Lan meaning

Short for local area network. A network that links together computers and peripheral equipment within a limited area, such as a building or a group of buildings. The computers in an LAN have independent central processing units, but they are able to exchange data with each other and to share resources such as printers.
(Local Area Network) A communications network that is typically confined to a building or premises. A LAN is a local network, whereas a WAN is a wide area network that spans long distances (see WAN). Every wireless router has four LAN ports, which creates a small local network in the home or office (see wireless router).The "clients" in a LAN are the user's computers running Windows, Mac or Linux, while the "servers" hold programs and data shared by the clients. Servers come in a wide range of sizes from PC-based servers to mainframes (see server).The TransportData transfer over a LAN is managed by the TCP/IP transport protocol, and the physical transmission is handled by Ethernet over twisted pair or optical fiber cables. Using Wi-Fi, Ethernet's wireless counterpart, laptops and mobile devices connect without cables. See twisted pair, optical fiber, TCP/IP and Ethernet.Thick and Thin ClientsIn a company LAN, the client machines are mostly Windows PCs; however, Macs are also widely used. Each PC or Mac contains a variety of installed applications. These "thick" clients are the norm; however, some organizations use "thin" clients, which perform limited business processing. For example, a Windows PC can be turned into an input/output terminal to a server (see Remote Desktop Services). See thin client and client/server.The Network OSThe software that enables data sharing is the network operating system in the servers, typically running Windows, Linux or Unix. In large organizations, multiple dedicated servers are used. A component part resides in each client operating system, which allows the application in the client to read and write data from the server.Client machines can also function as a server, allowing other users access to data in folders configured as "sharable." These "peer-to-peer" networks are easier to manage, but dedicated servers provide better performance and handle high transaction volume.
A system that links together electronic office equipment, such as computers and printers, and forms a network within an office, building, or group of buildings.
LAN is defined as Local Area Network, a system that links together various pieces of electronic equipment from a small area.

An example of a LAN is what a small business uses to connect their computers together.

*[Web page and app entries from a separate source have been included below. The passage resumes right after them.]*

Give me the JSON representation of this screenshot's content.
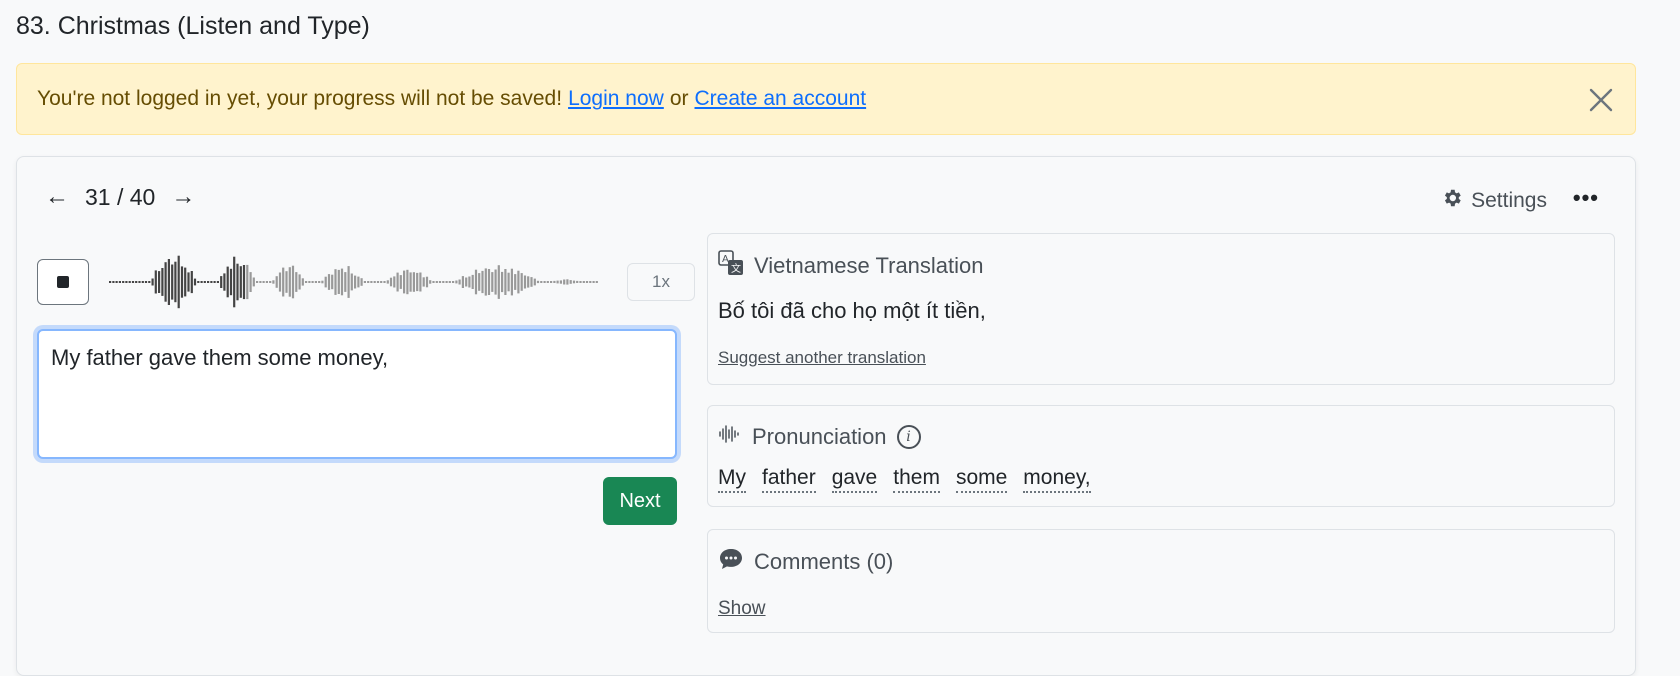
{
  "page": {
    "title": "83. Christmas (Listen and Type)"
  },
  "alert": {
    "message": "You're not logged in yet, your progress will not be saved!",
    "login_link": "Login now",
    "or_text": "or",
    "create_link": "Create an account",
    "close_icon": "close-icon",
    "background": "#fff3cd"
  },
  "nav": {
    "prev_icon": "←",
    "counter": "31 / 40",
    "next_icon": "→"
  },
  "toolbar": {
    "settings_label": "Settings",
    "more_icon": "•••"
  },
  "player": {
    "stop_icon": "stop-icon",
    "speed": "1x",
    "progress": 0.28
  },
  "answer": {
    "value": "My father gave them some money,"
  },
  "next_button": {
    "label": "Next",
    "color": "#198754"
  },
  "translation": {
    "title": "Vietnamese Translation",
    "icon": "translate-icon",
    "text": "Bố tôi đã cho họ một ít tiền,",
    "suggest_link": "Suggest another translation"
  },
  "pronunciation": {
    "title": "Pronunciation",
    "icon": "audio-wave-icon",
    "words": [
      "My",
      "father",
      "gave",
      "them",
      "some",
      "money,"
    ]
  },
  "comments": {
    "title": "Comments (0)",
    "icon": "chat-icon",
    "show_link": "Show"
  }
}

A LAN is a packet network designed to interconnect host computers, peripherals, storage devices, and other computing resources within a local area, i.e., limited distance. LANs conform to the client/server architecture, a distributed computing architecture that runs applications on client microcomputers against one or more centralized servers, which are high-performance multiport computers with substantial processing power and large amounts of memory. A LAN might serve an office, a floor of a building, and entire building, or a campus area, but generally does not cross a public right-ofway such as a street.The distance limitation generally is in the range of a few kilometers, at most, although that is sensitive to the transmission media employed, which include coaxial cable, twisted pair, optical fiber, infrared (IR) light, and radio frequency (RF) systems. Raw bandwidth ranges up to 10 Gbps, although actual throughput generally is much less. LANs generally are private networks, although public wireless hotspots offering wireless Internet access currently are popular. Most LAN standards are set by the 802 Working Group of the Institute of Electrical and Electronic Engineers (IEEE), with examples being 802.3 (Ethernet) and 802.11a/b/g (Wi-Fi).A personal area network (PAN) such as Bluetooth, is much more limited in geographic scope than a LAN. LANs and LAN segments can be interconnected over a metropolitan area network (MAN) or wide area network (WAN). LANs operate at Layer 1, the Physical Layer, and Layer 2, the Data Link Layer, of the OSI Reference Model. See also 802.3, 802.5, 802.11, architecture, bandwidth, Bluetooth, client/server, coaxial cable, Data Link Layer, Ethernet, hotspot, IEEE, IR, MAN, optical fiber, OSI Reference Model, PAN, Physical Layer, RF, throughput, Token Ring, twisted pair, WAN, and Wi-Fi.

Other Word Forms



Origin of lan

  • l(ocal) a(rea) n(etwork)

    From American Heritage Dictionary of the English Language, 5th Edition